Fruits are on shelves of Co.op Mart in Ha Noi (Photo:VNA)
Hanoi (VNA) - Vietnamese exporters of agricultural products must join global production chains if they are to take advantages of the opportunities of the Trans Pacific Partnership (TPP) free trade pact.


Opportunities are foreseen but there exist worries about the real dangers for Vietnam's agriculture from the TPP agreements.


In an article about the TPP opportunities for Vietnam on the government's website chinhphu.vn, Chairman of HCM City Food Association Van Duc Muoi said that the country has to open the market, or eliminate 100 percent of import duties for agricultural products, while it has no technical barriers or has ones which are not stringent enough.


Muoi, who is also general director of Vissan, said duties are a part of the story. The duties could be reduced or wholly eliminated but technical barriers to trade and sanitary and phytosanitary measures from other countries will be very strict on packaging, label, maximum level for pesticide residues and legal origin of materials – which may keep Vietnam out of the select group of TPP member countries.


Related to agricultural products, in facets of production, a number of commitments in TPP will directly affect domestic production as well as the potential of products in Vietnam.


He gave an example on a TPP commitment clause on child labour which prohibited the use of children and eliminated the worst forms of child labour. In Vietnam, handicraft villages would be the first vulnerable group as their products are made by households which include children.


To turn the opportunities into reality, Muoi gave an assessment on competition capacity of the Vietnamese agriculture in comparison with its TPP partners.


Brunei, Malaysia and Singapore do not pose any problem because Brunei and Singapore are small countries, and their agricultural production is insignificant, while Malaysia has been importing agricultural products from Vietnam, including rice, vegetables, fruit and meat.


Australia and New Zealand are seen as countries challenging Vietnam as they have the competitive capacity at the highest level in the world with products such as beef, milk, apple and orange.


Meanwhile, Vietnam's capacity to access the markets of the two countries is very small because their population is low. Australia has about 25 million people while New Zealand has some 5 million. In addition, their technical barriers to trade and domestic competitive capacity on agricultural products stand at the highest level in the world.


Even though the FTAs are signed, Vietnam's benefit from agricultural product exports to those two markets is almost zero while challenges are significant. Therefore, the commitment to open the market to the two countries should stand similar with the level Vietnam has committed in ASEAN-Australia-New Zealand agreement to avoid the situation to be more serious.


Peru and Chile are at quite a distance in terms of geography from Vietnam. They have a small population and their competitive capacity is similar with Vietnam.


As for the US, it has not signed any free trade agreement with Vietnam, either bilateral or multilateral, therefore Vietnam will open its market at the same level of the WTO commitment.


Vietnam has the opportunity to export vegetables and fruits to the US, however, the US has strictly applied technical barriers to trade and sanitary and phytosanitary measures so that the country's export may be limited.

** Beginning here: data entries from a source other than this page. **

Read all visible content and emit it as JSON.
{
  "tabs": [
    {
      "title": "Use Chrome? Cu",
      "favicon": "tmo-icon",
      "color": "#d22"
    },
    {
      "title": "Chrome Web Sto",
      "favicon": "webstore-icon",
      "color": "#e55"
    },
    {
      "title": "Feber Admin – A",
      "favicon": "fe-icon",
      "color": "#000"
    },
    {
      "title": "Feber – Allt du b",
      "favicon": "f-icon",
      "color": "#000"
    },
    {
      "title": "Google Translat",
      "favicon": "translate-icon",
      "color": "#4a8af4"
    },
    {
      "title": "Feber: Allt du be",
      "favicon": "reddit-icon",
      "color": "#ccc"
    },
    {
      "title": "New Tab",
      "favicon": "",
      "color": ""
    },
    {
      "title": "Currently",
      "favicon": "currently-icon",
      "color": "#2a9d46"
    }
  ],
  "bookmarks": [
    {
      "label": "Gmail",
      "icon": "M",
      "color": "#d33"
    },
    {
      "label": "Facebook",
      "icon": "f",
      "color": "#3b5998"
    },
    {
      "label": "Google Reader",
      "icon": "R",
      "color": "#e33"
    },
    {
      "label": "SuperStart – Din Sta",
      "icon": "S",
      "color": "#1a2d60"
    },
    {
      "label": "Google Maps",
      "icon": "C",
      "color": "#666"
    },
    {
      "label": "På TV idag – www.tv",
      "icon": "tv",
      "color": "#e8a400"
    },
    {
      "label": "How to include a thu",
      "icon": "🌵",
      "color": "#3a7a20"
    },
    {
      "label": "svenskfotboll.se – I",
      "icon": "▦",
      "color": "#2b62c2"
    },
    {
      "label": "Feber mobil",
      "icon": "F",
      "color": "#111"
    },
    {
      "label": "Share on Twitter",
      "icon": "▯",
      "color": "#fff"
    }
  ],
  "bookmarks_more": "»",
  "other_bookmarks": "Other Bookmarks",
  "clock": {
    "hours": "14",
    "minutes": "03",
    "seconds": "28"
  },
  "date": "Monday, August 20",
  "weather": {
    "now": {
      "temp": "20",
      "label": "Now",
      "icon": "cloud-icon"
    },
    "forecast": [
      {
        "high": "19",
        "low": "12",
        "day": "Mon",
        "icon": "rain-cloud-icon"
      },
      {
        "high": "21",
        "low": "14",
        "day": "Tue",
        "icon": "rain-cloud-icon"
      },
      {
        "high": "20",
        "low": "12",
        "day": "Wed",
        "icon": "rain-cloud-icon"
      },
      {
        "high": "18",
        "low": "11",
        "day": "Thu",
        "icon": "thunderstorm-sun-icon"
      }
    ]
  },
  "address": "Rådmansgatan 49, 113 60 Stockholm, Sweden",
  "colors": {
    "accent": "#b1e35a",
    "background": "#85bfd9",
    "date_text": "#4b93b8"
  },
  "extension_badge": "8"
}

The US is at an advantage shipping in very high volumes products such as milk, beef, pork and poultry, to Vietnam. If Vietnam opens the door for such products, similar products in the country will face with difficulty when competing with the US products.


In such a situation, Vietnam needs to develop an agro-product supply chain to become an important processed agro-product supplier for the world.


Speaking at a seminar on opportunities and challenges when Vietnam takes part in the FTA and TPP recently in HCM City, Deputy Minister of Agriculture and Rural Development Tran Thanh Nam, said if the country did not prepare right now, farmers would be the most vulnerable when imported goods flooded the domestic market.


"There is a need to concentrate on re-organising production, planning growing areas to ensure clean materials for domestic processors and exporters. This is the most worrying issue compared with issues on improving competitive capacity for businesses or State management capacity," Nam said.


Even in the domestic market when the TPP agreement has not come into effect, meat from TPP member countries, especially chicken from the US, has flooded the market, causing the local chicken-raising industry to face many difficulties.


According to Deputy Chairman of Vietnam Pepper Association Nguyen Mai Oanh, the TPP is an opportunity for the pepper sector to rectify its problems, in which the production chain and quality control are the biggest issues.


"The State should support the sector to associate farmers to form co-operatives which will be in the cultivable areas. From there the businesses can connect them to larger pepper growing areas," Oanh said at the conference.


Chairman of HCM City's Farm Club Luu Hong Trien, said the information on integration has reached businesses, processors and exporters but not farmers, who directly take part in raising animals. Therefore, while numerous products are available in redundance, the farmers do not know about it and continued their investment.


Integration into ASEAN, EU and TPP member countries will be a big challenge, which is not easy to surmount when most Vietnamese businesses have been exporting crude agricultural products, not strong enough to take control the market. If the country does not make changes to adapt to the situation, its agricultural market will face difficulties with regard to access to opportunities from the TPP.-VNA